* [EXERCISE BRIEF] Go through the records and filter out every line lacking the word "icon"; copy the lines that remain.

====== LISTED RECORDS ======

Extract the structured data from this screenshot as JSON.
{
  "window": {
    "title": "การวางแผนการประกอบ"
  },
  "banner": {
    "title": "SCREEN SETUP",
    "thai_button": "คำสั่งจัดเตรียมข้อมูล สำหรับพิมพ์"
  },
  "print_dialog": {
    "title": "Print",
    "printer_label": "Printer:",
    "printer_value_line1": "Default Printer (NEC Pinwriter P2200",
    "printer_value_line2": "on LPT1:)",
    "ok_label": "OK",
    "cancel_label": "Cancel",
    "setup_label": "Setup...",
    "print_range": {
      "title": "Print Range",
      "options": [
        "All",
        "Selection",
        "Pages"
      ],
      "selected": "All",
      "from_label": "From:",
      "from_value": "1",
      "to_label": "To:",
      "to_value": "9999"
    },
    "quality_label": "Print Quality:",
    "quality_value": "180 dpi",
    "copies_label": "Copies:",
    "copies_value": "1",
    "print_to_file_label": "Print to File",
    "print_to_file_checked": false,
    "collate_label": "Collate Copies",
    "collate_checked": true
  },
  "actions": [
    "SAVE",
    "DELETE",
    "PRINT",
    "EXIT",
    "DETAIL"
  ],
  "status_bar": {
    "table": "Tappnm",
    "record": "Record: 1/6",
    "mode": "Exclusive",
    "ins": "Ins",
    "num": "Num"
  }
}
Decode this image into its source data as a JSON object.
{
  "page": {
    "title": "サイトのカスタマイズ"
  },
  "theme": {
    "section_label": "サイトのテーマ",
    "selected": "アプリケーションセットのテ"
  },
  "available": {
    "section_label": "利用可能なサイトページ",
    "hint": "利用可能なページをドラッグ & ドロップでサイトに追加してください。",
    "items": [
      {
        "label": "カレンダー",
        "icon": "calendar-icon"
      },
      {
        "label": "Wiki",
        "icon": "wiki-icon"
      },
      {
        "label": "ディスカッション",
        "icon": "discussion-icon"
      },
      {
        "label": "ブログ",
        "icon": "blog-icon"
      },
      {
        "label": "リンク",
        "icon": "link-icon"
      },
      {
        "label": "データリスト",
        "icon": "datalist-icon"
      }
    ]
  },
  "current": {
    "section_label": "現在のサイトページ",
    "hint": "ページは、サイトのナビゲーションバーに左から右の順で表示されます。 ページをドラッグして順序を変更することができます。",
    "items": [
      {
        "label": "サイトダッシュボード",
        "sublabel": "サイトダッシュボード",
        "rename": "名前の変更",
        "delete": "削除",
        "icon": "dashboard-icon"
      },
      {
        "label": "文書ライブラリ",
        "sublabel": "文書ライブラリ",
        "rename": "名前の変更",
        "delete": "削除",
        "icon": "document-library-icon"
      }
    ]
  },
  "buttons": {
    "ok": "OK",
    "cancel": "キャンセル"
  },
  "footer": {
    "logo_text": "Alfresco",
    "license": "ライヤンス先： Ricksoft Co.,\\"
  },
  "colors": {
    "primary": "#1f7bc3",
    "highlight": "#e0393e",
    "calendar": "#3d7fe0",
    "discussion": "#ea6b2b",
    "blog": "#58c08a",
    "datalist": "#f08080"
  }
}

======

* [SOLUTION BELOW]
        "icon": "calendar-icon"
        "icon": "wiki-icon"
        "icon": "discussion-icon"
        "icon": "blog-icon"
        "icon": "link-icon"
        "icon": "datalist-icon"
        "icon": "dashboard-icon"
        "icon": "document-library-icon"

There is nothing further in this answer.